START DATASET EXCERPTS
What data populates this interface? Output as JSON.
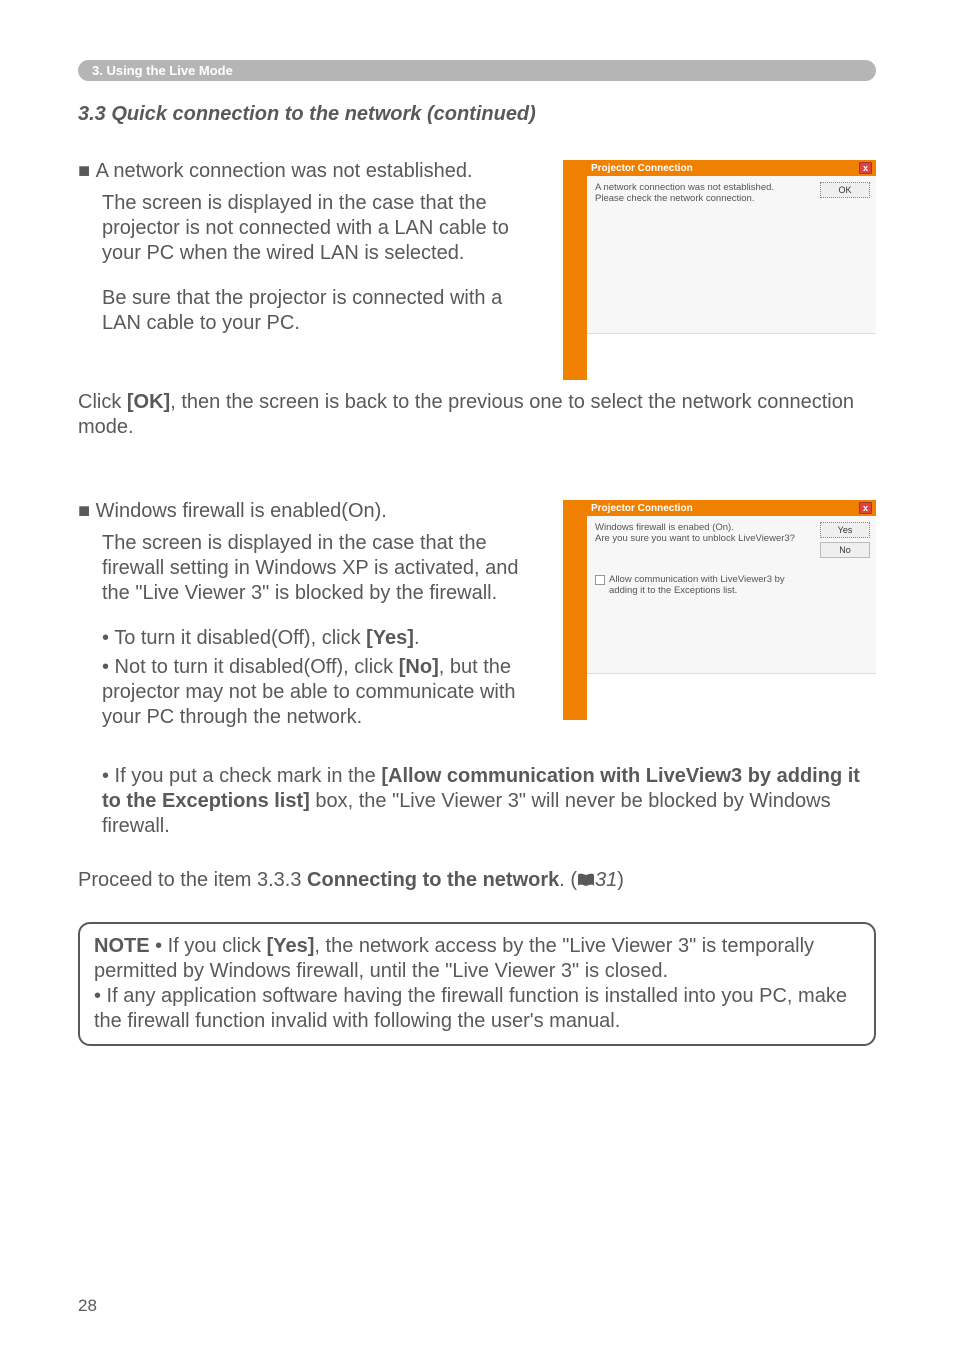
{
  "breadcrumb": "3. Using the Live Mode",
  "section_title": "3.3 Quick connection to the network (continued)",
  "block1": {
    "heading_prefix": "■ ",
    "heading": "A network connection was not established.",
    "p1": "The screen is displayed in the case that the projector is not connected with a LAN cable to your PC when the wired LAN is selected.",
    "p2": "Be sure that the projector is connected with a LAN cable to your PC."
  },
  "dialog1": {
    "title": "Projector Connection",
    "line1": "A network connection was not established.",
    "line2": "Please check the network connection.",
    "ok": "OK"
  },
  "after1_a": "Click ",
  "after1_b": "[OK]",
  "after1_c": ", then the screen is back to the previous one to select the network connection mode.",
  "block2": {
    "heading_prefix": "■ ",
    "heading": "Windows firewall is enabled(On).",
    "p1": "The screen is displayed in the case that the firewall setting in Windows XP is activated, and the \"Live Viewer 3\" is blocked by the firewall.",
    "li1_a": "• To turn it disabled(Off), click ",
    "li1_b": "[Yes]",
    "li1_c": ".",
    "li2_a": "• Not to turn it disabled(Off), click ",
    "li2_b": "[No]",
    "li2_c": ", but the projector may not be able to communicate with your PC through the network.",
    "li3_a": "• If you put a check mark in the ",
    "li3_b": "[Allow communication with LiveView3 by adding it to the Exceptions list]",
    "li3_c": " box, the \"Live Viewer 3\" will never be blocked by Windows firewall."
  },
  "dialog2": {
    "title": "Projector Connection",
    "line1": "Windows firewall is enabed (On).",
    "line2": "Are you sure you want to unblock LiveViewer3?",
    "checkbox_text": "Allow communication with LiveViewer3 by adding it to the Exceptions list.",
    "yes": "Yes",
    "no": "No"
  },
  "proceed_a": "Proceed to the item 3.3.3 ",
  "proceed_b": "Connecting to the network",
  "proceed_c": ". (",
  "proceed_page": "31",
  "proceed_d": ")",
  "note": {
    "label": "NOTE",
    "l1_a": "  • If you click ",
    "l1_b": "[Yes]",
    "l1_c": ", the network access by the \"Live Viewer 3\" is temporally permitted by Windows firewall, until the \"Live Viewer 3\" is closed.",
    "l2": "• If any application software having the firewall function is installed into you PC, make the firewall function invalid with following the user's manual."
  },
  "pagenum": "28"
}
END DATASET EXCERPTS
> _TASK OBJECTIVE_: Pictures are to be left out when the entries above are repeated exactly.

> _OUTPUT BELOW_:
What data populates this interface? Output as JSON.
{
  "breadcrumb": "3. Using the Live Mode",
  "section_title": "3.3 Quick connection to the network (continued)",
  "block1": {
    "heading_prefix": "■ ",
    "heading": "A network connection was not established.",
    "p1": "The screen is displayed in the case that the projector is not connected with a LAN cable to your PC when the wired LAN is selected.",
    "p2": "Be sure that the projector is connected with a LAN cable to your PC."
  },
  "dialog1": {
    "title": "Projector Connection",
    "line1": "A network connection was not established.",
    "line2": "Please check the network connection.",
    "ok": "OK"
  },
  "after1_a": "Click ",
  "after1_b": "[OK]",
  "after1_c": ", then the screen is back to the previous one to select the network connection mode.",
  "block2": {
    "heading_prefix": "■ ",
    "heading": "Windows firewall is enabled(On).",
    "p1": "The screen is displayed in the case that the firewall setting in Windows XP is activated, and the \"Live Viewer 3\" is blocked by the firewall.",
    "li1_a": "• To turn it disabled(Off), click ",
    "li1_b": "[Yes]",
    "li1_c": ".",
    "li2_a": "• Not to turn it disabled(Off), click ",
    "li2_b": "[No]",
    "li2_c": ", but the projector may not be able to communicate with your PC through the network.",
    "li3_a": "• If you put a check mark in the ",
    "li3_b": "[Allow communication with LiveView3 by adding it to the Exceptions list]",
    "li3_c": " box, the \"Live Viewer 3\" will never be blocked by Windows firewall."
  },
  "dialog2": {
    "title": "Projector Connection",
    "line1": "Windows firewall is enabed (On).",
    "line2": "Are you sure you want to unblock LiveViewer3?",
    "checkbox_text": "Allow communication with LiveViewer3 by adding it to the Exceptions list.",
    "yes": "Yes",
    "no": "No"
  },
  "proceed_a": "Proceed to the item 3.3.3 ",
  "proceed_b": "Connecting to the network",
  "proceed_c": ". (",
  "proceed_page": "31",
  "proceed_d": ")",
  "note": {
    "label": "NOTE",
    "l1_a": "  • If you click ",
    "l1_b": "[Yes]",
    "l1_c": ", the network access by the \"Live Viewer 3\" is temporally permitted by Windows firewall, until the \"Live Viewer 3\" is closed.",
    "l2": "• If any application software having the firewall function is installed into you PC, make the firewall function invalid with following the user's manual."
  },
  "pagenum": "28"
}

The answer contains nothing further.